MICRO COMPACT HOME & O2 STUDENT VILLAGE Architect: Horden Cherry Lee Architects Housebuilder: Micro Compact Home No category ignited such fierce debate as that of best innovative technology. Although the seductively cool micro compact home was an obvious winner, the judges remained intrigued by its commercial viability.
Could this innovation be economically and practically applied to volume housing? Did it fulfil a need for stylish affordable homes? Crucially, would it survive a grilling from planners?
Designed for two people, at a push, micro compact homes have a guaranteed lifespan of five years and are targeted at businesses, universities and sports organisations requiring short-term, eco-friendly accommodation.
The first colony of micro compact homes, christened the O2 student village, was craned into place last November at Munich-Freimann, Germany.
The subtle grey interior features an overhead double bed that folds upwards, giving access to the four-seat work/dining area underneath. The table can also be slid away and a second guest bed pulled from below the oor. Access is via a raised walkway, which also discreetly hides services.
This efficiently diminutive and bijou dwelling emulates the cost-effective practicality and proven durability of post-war prefabs and so-called park homes. But, as some judges stressed, volume house builders have conspicuously ignored prefabs because they remain unpopular with conservative house buyers and sceptical mortgage lenders.

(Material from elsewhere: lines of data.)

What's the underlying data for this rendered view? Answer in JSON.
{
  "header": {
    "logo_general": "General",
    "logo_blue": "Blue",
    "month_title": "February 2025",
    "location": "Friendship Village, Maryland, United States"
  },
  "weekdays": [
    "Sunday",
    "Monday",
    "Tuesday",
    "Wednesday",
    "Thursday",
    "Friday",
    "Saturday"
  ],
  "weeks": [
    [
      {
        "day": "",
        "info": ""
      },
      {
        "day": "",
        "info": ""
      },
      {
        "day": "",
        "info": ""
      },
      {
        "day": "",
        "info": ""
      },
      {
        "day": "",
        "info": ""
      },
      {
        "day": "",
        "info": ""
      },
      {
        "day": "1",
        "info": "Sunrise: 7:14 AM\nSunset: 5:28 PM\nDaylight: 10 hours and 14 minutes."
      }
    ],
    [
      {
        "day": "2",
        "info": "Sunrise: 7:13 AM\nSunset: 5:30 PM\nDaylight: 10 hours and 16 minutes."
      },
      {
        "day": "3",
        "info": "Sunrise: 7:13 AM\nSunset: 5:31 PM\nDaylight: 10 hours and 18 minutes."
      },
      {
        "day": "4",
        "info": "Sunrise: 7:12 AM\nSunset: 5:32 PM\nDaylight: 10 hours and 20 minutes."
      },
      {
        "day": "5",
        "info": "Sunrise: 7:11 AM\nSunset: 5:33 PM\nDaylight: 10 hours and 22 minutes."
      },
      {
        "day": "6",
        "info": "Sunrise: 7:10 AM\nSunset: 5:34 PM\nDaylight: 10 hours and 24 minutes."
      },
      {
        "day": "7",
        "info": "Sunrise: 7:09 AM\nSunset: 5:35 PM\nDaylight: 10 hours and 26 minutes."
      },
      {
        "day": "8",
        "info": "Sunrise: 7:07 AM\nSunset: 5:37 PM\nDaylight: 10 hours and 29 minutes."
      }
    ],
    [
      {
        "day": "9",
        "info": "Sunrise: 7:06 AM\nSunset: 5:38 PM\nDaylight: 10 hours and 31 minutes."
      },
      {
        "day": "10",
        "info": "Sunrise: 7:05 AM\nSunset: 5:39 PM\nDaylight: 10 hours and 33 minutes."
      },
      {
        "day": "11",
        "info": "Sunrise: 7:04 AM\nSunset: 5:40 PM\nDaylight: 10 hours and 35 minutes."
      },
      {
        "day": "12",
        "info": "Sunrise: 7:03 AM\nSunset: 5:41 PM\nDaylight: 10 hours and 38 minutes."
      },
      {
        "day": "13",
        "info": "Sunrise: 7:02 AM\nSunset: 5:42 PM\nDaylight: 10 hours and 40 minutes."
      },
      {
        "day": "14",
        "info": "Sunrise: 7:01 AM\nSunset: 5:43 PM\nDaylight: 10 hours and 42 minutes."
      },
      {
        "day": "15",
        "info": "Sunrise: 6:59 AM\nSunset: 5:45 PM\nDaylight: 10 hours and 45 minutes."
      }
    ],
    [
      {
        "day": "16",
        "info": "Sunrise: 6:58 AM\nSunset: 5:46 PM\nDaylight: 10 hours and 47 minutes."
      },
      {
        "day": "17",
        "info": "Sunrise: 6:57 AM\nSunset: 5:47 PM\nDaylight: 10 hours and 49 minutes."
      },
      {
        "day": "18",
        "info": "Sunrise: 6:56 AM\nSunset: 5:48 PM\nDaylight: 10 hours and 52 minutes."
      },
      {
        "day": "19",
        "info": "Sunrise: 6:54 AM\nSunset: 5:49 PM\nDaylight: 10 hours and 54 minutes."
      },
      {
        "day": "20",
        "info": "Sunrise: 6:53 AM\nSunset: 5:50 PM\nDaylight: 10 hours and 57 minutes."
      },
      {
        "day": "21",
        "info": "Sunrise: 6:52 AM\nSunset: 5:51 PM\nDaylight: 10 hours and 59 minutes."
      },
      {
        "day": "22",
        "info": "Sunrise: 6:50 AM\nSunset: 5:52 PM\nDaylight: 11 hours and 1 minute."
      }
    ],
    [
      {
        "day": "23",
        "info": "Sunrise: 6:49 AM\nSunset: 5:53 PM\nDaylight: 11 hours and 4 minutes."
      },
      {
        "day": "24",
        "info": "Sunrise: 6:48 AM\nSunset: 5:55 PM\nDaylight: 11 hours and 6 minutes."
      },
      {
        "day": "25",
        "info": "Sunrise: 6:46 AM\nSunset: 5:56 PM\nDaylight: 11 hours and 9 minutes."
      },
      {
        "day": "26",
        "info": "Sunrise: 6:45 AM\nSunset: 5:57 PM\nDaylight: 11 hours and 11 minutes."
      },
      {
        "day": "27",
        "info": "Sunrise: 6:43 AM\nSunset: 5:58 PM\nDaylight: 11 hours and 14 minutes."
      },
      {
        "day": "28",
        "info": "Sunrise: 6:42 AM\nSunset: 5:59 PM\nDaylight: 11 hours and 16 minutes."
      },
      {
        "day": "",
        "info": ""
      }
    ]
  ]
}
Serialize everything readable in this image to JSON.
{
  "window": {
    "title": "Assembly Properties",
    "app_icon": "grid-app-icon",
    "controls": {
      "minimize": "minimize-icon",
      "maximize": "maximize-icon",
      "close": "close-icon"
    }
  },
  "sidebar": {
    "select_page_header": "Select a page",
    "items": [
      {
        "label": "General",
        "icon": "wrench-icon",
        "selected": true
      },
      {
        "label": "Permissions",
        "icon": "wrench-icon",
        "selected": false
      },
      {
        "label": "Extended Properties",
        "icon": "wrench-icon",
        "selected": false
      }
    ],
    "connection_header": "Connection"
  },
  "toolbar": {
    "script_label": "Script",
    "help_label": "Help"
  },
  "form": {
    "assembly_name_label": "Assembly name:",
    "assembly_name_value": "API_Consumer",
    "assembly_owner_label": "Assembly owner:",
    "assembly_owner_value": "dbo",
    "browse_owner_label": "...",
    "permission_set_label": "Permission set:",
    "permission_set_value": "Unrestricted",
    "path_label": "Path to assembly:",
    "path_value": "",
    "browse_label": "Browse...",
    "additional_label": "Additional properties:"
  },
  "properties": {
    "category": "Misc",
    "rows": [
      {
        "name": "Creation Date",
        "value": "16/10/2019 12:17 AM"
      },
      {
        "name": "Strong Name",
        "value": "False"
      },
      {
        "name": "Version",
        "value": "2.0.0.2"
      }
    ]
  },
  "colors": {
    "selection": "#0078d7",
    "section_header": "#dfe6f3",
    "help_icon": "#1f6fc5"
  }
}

The geometric simplicity of micro compact homes may prove sufficiently seductive for housebuilders to take a punt. Certainly, agreed the judges, the design represents a major leap forward in traditional prefab architecture and is an inventive and affordable alternative to brick-built accommodation.
THE GREEN BUILDING Architect: Terry Farrell & Partners Housebuilder: Bryant Homes